■ **Work task**
Every line of the material below needs to be written out exactly, please.

■ **Data supplied**
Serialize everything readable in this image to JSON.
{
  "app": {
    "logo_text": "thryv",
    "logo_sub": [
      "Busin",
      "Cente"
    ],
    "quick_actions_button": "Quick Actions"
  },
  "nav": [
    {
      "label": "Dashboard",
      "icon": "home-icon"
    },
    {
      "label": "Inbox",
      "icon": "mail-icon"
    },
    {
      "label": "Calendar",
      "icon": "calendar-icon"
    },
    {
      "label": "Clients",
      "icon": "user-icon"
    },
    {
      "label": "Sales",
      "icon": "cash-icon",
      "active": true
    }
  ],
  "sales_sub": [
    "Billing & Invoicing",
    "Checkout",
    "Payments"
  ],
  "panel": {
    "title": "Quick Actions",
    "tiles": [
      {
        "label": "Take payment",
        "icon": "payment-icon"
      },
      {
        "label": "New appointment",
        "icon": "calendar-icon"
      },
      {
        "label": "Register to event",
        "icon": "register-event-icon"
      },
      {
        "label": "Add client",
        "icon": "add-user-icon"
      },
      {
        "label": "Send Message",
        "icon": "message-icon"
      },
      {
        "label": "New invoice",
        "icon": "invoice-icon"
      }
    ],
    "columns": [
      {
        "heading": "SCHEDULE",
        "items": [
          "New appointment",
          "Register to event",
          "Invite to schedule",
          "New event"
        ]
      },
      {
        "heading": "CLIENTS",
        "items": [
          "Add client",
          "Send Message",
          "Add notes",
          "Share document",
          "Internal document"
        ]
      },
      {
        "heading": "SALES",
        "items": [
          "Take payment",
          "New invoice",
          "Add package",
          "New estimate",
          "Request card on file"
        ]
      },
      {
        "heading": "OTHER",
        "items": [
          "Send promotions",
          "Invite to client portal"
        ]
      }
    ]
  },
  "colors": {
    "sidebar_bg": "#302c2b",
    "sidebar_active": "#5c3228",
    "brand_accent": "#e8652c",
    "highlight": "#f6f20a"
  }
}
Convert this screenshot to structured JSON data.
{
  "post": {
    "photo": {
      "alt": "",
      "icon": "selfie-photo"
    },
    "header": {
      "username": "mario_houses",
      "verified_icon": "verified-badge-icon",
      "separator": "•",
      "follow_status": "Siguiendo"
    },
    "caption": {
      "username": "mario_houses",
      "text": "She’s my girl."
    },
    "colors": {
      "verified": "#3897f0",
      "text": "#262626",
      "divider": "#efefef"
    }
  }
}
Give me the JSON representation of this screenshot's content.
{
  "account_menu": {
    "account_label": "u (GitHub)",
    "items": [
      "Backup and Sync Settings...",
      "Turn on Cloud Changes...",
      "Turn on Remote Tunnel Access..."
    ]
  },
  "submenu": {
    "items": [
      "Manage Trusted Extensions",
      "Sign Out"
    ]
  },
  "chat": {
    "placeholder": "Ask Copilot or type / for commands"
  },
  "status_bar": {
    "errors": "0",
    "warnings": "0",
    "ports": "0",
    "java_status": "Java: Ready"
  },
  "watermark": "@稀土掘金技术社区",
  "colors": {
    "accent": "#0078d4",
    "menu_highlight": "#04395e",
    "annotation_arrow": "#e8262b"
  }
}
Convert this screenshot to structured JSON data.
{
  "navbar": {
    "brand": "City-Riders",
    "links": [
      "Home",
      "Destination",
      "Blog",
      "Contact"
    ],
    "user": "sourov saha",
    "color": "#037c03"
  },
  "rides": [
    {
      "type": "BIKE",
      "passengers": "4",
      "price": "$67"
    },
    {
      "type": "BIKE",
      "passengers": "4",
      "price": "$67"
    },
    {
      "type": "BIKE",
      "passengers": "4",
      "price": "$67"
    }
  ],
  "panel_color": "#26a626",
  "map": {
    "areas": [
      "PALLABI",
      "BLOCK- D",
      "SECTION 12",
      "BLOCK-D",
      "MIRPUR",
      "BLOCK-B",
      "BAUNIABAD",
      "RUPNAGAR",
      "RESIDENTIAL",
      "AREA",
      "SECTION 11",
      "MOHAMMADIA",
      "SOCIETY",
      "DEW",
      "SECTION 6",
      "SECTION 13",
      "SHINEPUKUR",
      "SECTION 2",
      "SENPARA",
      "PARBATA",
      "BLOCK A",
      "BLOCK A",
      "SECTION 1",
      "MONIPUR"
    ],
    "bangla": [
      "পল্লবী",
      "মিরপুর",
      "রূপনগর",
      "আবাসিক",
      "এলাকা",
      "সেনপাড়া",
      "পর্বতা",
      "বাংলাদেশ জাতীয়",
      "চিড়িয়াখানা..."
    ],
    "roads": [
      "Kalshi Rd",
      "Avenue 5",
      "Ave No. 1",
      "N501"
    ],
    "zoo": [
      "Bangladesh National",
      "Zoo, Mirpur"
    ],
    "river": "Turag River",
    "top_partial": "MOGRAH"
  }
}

■ **Solution to this problem**
Serialize everything readable in this image to JSON.
{
  "app": {
    "logo_text": "thryv",
    "logo_sub": [
      "Busin",
      "Cente"
    ],
    "quick_actions_button": "Quick Actions"
  },
  "nav": [
    {
      "label": "Dashboard",
      "icon": "home-icon"
    },
    {
      "label": "Inbox",
      "icon": "mail-icon"
    },
    {
      "label": "Calendar",
      "icon": "calendar-icon"
    },
    {
      "label": "Clients",
      "icon": "user-icon"
    },
    {
      "label": "Sales",
      "icon": "cash-icon",
      "active": true
    }
  ],
  "sales_sub": [
    "Billing & Invoicing",
    "Checkout",
    "Payments"
  ],
  "panel": {
    "title": "Quick Actions",
    "tiles": [
      {
        "label": "Take payment",
        "icon": "payment-icon"
      },
      {
        "label": "New appointment",
        "icon": "calendar-icon"
      },
      {
        "label": "Register to event",
        "icon": "register-event-icon"
      },
      {
        "label": "Add client",
        "icon": "add-user-icon"
      },
      {
        "label": "Send Message",
        "icon": "message-icon"
      },
      {
        "label": "New invoice",
        "icon": "invoice-icon"
      }
    ],
    "columns": [
      {
        "heading": "SCHEDULE",
        "items": [
          "New appointment",
          "Register to event",
          "Invite to schedule",
          "New event"
        ]
      },
      {
        "heading": "CLIENTS",
        "items": [
          "Add client",
          "Send Message",
          "Add notes",
          "Share document",
          "Internal document"
        ]
      },
      {
        "heading": "SALES",
        "items": [
          "Take payment",
          "New invoice",
          "Add package",
          "New estimate",
          "Request card on file"
        ]
      },
      {
        "heading": "OTHER",
        "items": [
          "Send promotions",
          "Invite to client portal"
        ]
      }
    ]
  },
  "colors": {
    "sidebar_bg": "#302c2b",
    "sidebar_active": "#5c3228",
    "brand_accent": "#e8652c",
    "highlight": "#f6f20a"
  }
}
Convert this screenshot to structured JSON data.
{
  "post": {
    "photo": {
      "alt": "",
      "icon": "selfie-photo"
    },
    "header": {
      "username": "mario_houses",
      "verified_icon": "verified-badge-icon",
      "separator": "•",
      "follow_status": "Siguiendo"
    },
    "caption": {
      "username": "mario_houses",
      "text": "She’s my girl."
    },
    "colors": {
      "verified": "#3897f0",
      "text": "#262626",
      "divider": "#efefef"
    }
  }
}
Give me the JSON representation of this screenshot's content.
{
  "account_menu": {
    "account_label": "u (GitHub)",
    "items": [
      "Backup and Sync Settings...",
      "Turn on Cloud Changes...",
      "Turn on Remote Tunnel Access..."
    ]
  },
  "submenu": {
    "items": [
      "Manage Trusted Extensions",
      "Sign Out"
    ]
  },
  "chat": {
    "placeholder": "Ask Copilot or type / for commands"
  },
  "status_bar": {
    "errors": "0",
    "warnings": "0",
    "ports": "0",
    "java_status": "Java: Ready"
  },
  "watermark": "@稀土掘金技术社区",
  "colors": {
    "accent": "#0078d4",
    "menu_highlight": "#04395e",
    "annotation_arrow": "#e8262b"
  }
}
Convert this screenshot to structured JSON data.
{
  "navbar": {
    "brand": "City-Riders",
    "links": [
      "Home",
      "Destination",
      "Blog",
      "Contact"
    ],
    "user": "sourov saha",
    "color": "#037c03"
  },
  "rides": [
    {
      "type": "BIKE",
      "passengers": "4",
      "price": "$67"
    },
    {
      "type": "BIKE",
      "passengers": "4",
      "price": "$67"
    },
    {
      "type": "BIKE",
      "passengers": "4",
      "price": "$67"
    }
  ],
  "panel_color": "#26a626",
  "map": {
    "areas": [
      "PALLABI",
      "BLOCK- D",
      "SECTION 12",
      "BLOCK-D",
      "MIRPUR",
      "BLOCK-B",
      "BAUNIABAD",
      "RUPNAGAR",
      "RESIDENTIAL",
      "AREA",
      "SECTION 11",
      "MOHAMMADIA",
      "SOCIETY",
      "DEW",
      "SECTION 6",
      "SECTION 13",
      "SHINEPUKUR",
      "SECTION 2",
      "SENPARA",
      "PARBATA",
      "BLOCK A",
      "BLOCK A",
      "SECTION 1",
      "MONIPUR"
    ],
    "bangla": [
      "পল্লবী",
      "মিরপুর",
      "রূপনগর",
      "আবাসিক",
      "এলাকা",
      "সেনপাড়া",
      "পর্বতা",
      "বাংলাদেশ জাতীয়",
      "চিড়িয়াখানা..."
    ],
    "roads": [
      "Kalshi Rd",
      "Avenue 5",
      "Ave No. 1",
      "N501"
    ],
    "zoo": [
      "Bangladesh National",
      "Zoo, Mirpur"
    ],
    "river": "Turag River",
    "top_partial": "MOGRAH"
  }
}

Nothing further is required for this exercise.